WORK INSTRUCTION >> Everything in the listing that follows should be reproduced exactly except the pictures.

EXCERPTED RECORDS >>
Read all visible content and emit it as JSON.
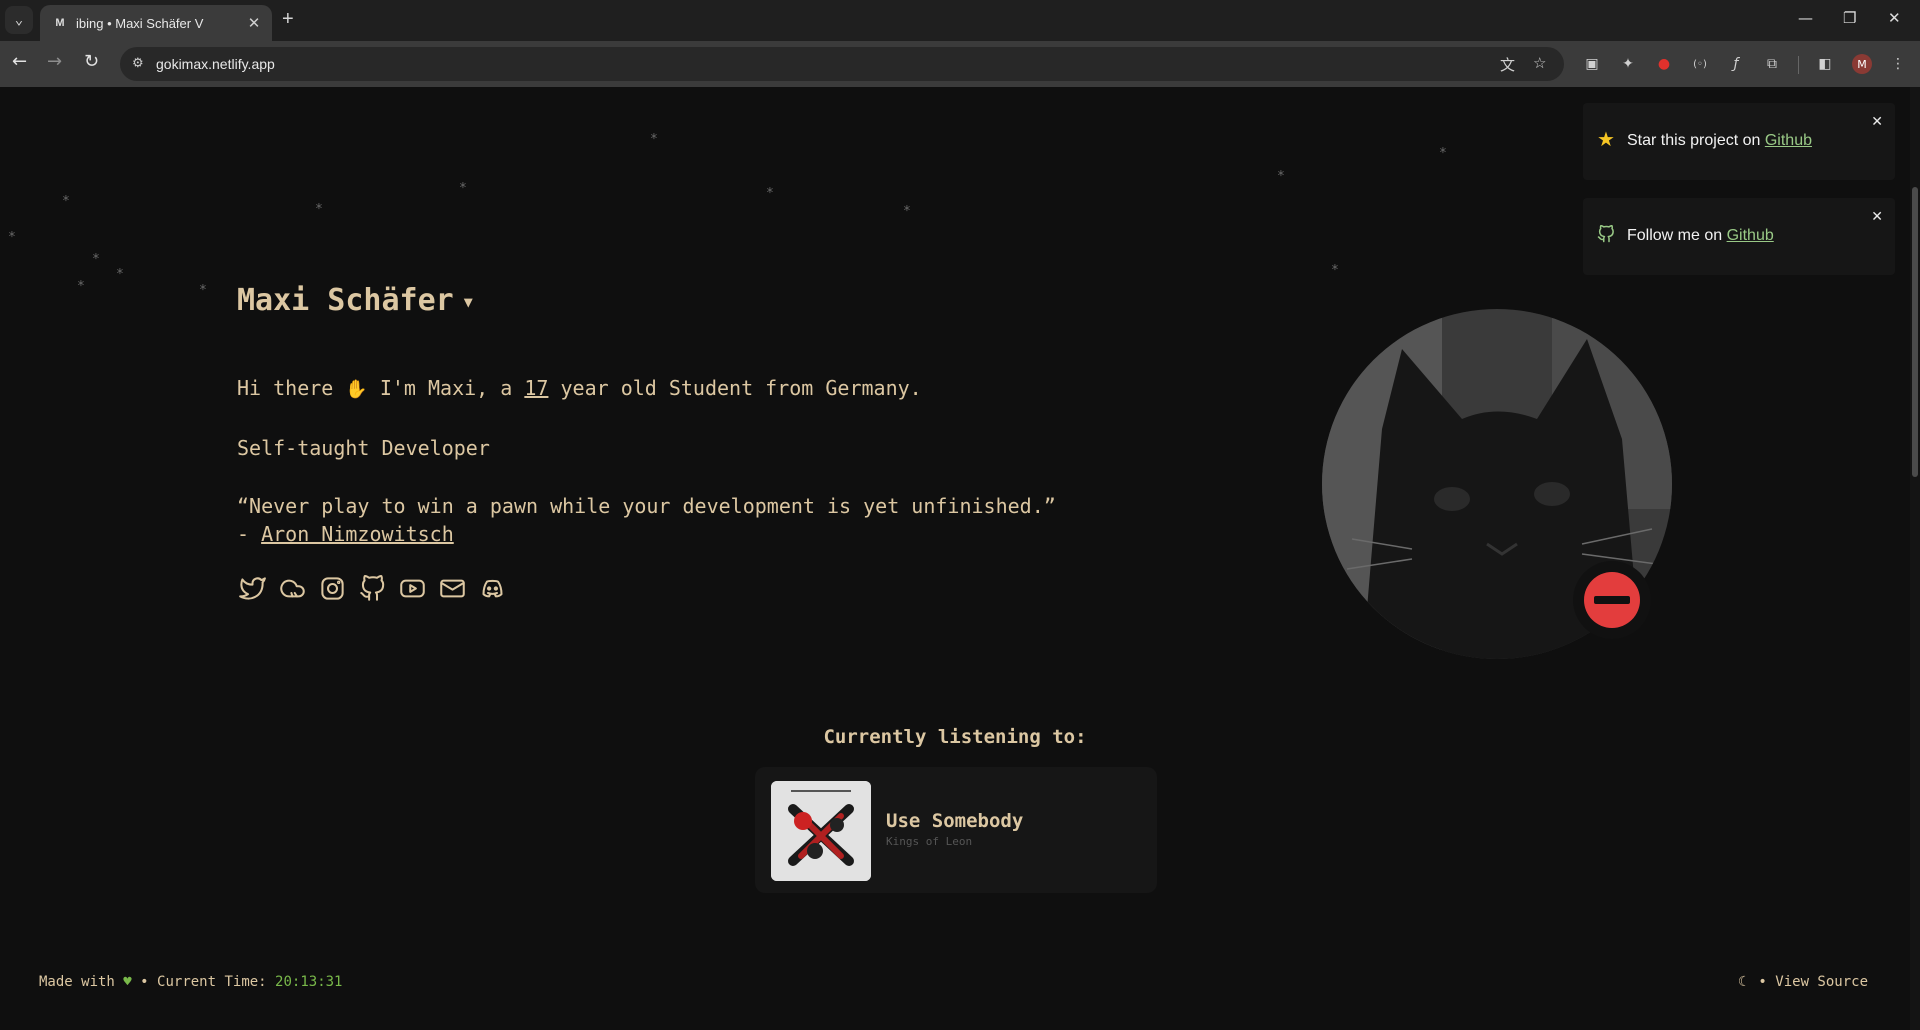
{
  "browser": {
    "tab_title": "ibing • Maxi Schäfer V",
    "tab_favicon": "M",
    "url": "gokimax.netlify.app",
    "profile_initial": "M"
  },
  "profile": {
    "name": "Maxi Schäfer",
    "greeting_pre": "Hi there",
    "greeting_mid": "I'm Maxi, a",
    "age": "17",
    "greeting_post": "year old Student from Germany.",
    "role": "Self-taught Developer",
    "quote": "“Never play to win a pawn while your development is yet unfinished.”",
    "quote_prefix": "- ",
    "quote_author": "Aron Nimzowitsch"
  },
  "socials": [
    "twitter-icon",
    "cloud-icon",
    "instagram-icon",
    "github-icon",
    "youtube-icon",
    "mail-icon",
    "discord-icon"
  ],
  "avatar": {
    "status": "do-not-disturb",
    "status_color": "#e33d3d"
  },
  "toasts": [
    {
      "text": "Star this project on ",
      "link": "Github",
      "icon": "star-icon"
    },
    {
      "text": "Follow me on ",
      "link": "Github",
      "icon": "github-icon"
    }
  ],
  "now_playing": {
    "heading": "Currently listening to:",
    "title": "Use Somebody",
    "artist": "Kings of Leon"
  },
  "footer": {
    "made_with": "Made with",
    "current_time_label": "• Current Time:",
    "time": "20:13:31",
    "separator": "•",
    "view_source": "View Source"
  },
  "colors": {
    "accent": "#dcc7a2",
    "background": "#0f0f0f",
    "link_green": "#99c986",
    "time_green": "#79b94a"
  }
}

ANSWER TO THE EXERCISE >>
Read all visible content and emit it as JSON.
{
  "browser": {
    "tab_title": "ibing • Maxi Schäfer V",
    "tab_favicon": "M",
    "url": "gokimax.netlify.app",
    "profile_initial": "M"
  },
  "profile": {
    "name": "Maxi Schäfer",
    "greeting_pre": "Hi there",
    "greeting_mid": "I'm Maxi, a",
    "age": "17",
    "greeting_post": "year old Student from Germany.",
    "role": "Self-taught Developer",
    "quote": "“Never play to win a pawn while your development is yet unfinished.”",
    "quote_prefix": "- ",
    "quote_author": "Aron Nimzowitsch"
  },
  "socials": [
    "twitter-icon",
    "cloud-icon",
    "instagram-icon",
    "github-icon",
    "youtube-icon",
    "mail-icon",
    "discord-icon"
  ],
  "avatar": {
    "status": "do-not-disturb",
    "status_color": "#e33d3d"
  },
  "toasts": [
    {
      "text": "Star this project on ",
      "link": "Github",
      "icon": "star-icon"
    },
    {
      "text": "Follow me on ",
      "link": "Github",
      "icon": "github-icon"
    }
  ],
  "now_playing": {
    "heading": "Currently listening to:",
    "title": "Use Somebody",
    "artist": "Kings of Leon"
  },
  "footer": {
    "made_with": "Made with",
    "current_time_label": "• Current Time:",
    "time": "20:13:31",
    "separator": "•",
    "view_source": "View Source"
  },
  "colors": {
    "accent": "#dcc7a2",
    "background": "#0f0f0f",
    "link_green": "#99c986",
    "time_green": "#79b94a"
  }
}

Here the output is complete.